◆ **Instructions for the task**
Where a line of the listing below includes the word "structure", reproduce that line.

◆ **Data excerpts**
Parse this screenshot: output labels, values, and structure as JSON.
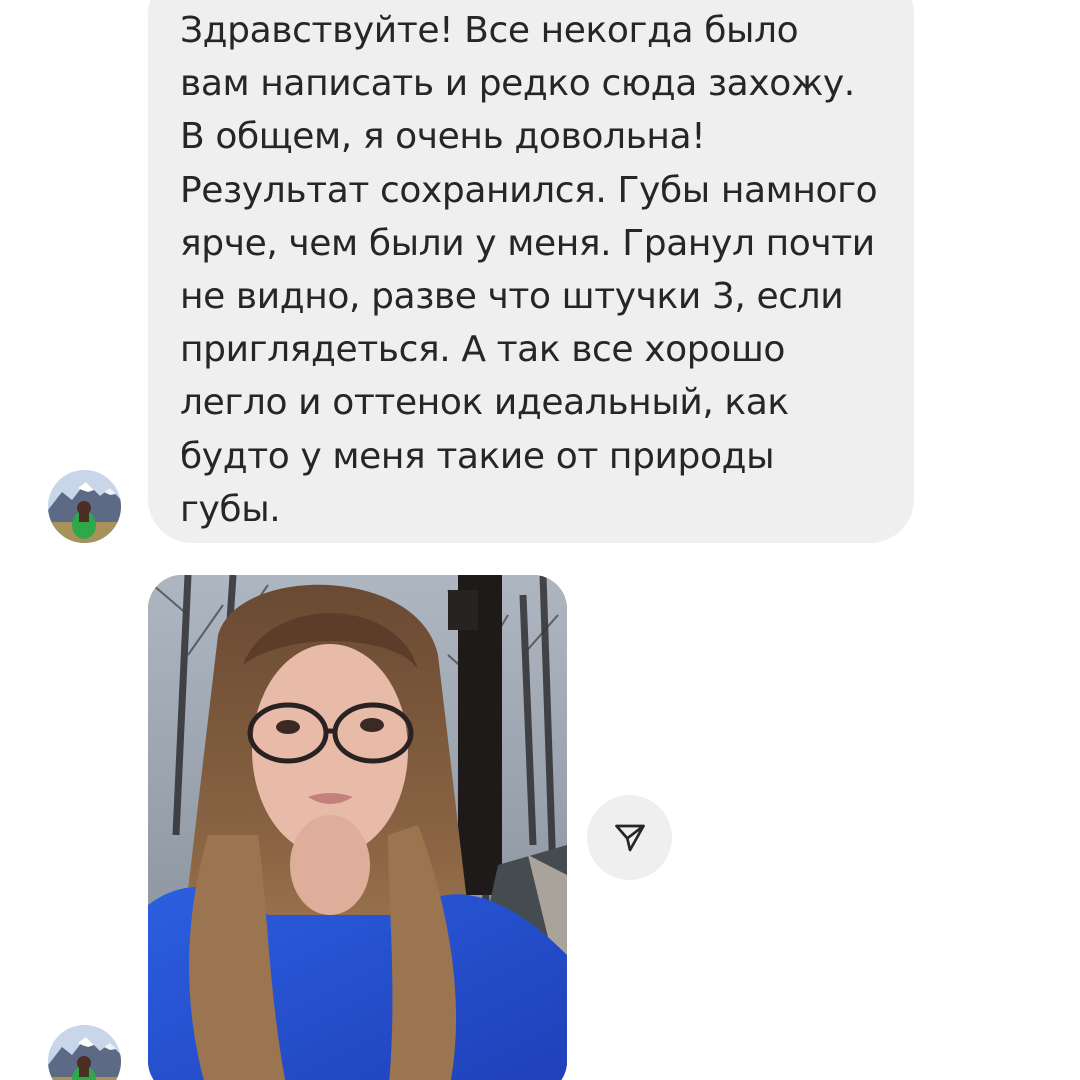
{
  "thread": {
    "incoming_message": {
      "text": "Здравствуйте! Все некогда было\nвам написать и редко сюда захожу.\nВ общем, я очень довольна!\nРезультат сохранился. Губы намного\nярче, чем были у меня. Гранул почти\nне видно, разве что штучки 3, если\nприглядеться. А так все хорошо\nлегло и оттенок идеальный, как\nбудто у меня такие от природы\nгубы."
    },
    "bubble_color": "#efefef",
    "text_color": "#262626",
    "share_icon": "send-icon"
  }
}
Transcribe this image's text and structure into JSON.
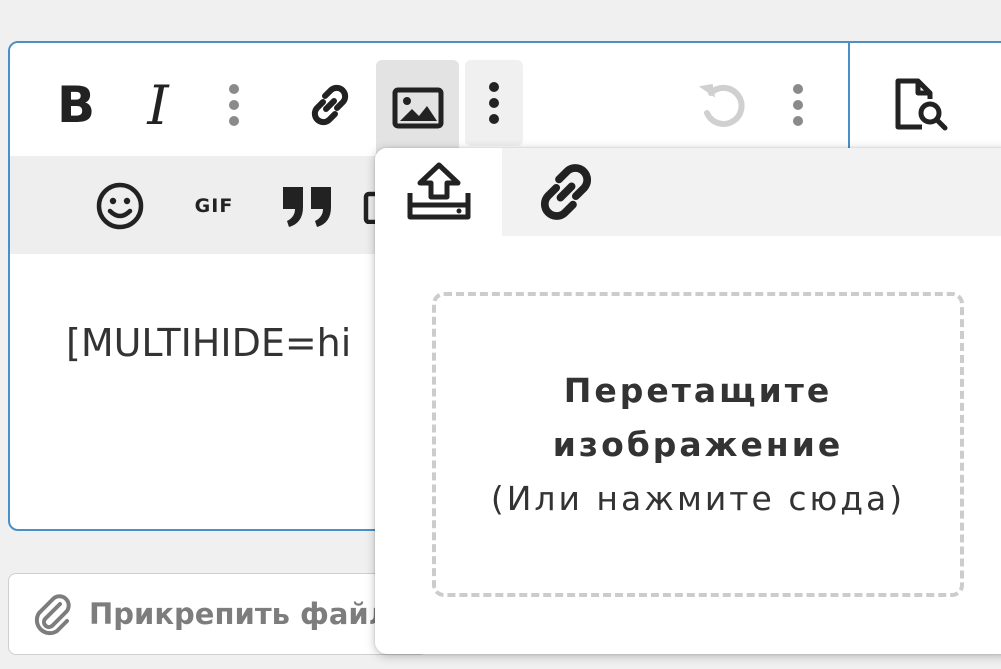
{
  "editor": {
    "text": "[MULTIHIDE=hi"
  },
  "toolbar": {
    "bold_label": "B",
    "italic_label": "I",
    "gif_label": "GIF"
  },
  "attach": {
    "label": "Прикрепить файл"
  },
  "image_popup": {
    "tabs": [
      {
        "icon": "upload-icon",
        "selected": true
      },
      {
        "icon": "link-icon",
        "selected": false
      }
    ],
    "dropzone_title": "Перетащите изображение",
    "dropzone_hint": "(Или нажмите сюда)"
  },
  "colors": {
    "accent_border": "#4a90c6",
    "icon_dark": "#222222",
    "icon_muted": "#8a8a8a"
  }
}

◆ **Response**
Parse this screenshot: output labels, values, and structure as JSON.
Transcribe this image's text and structure into JSON.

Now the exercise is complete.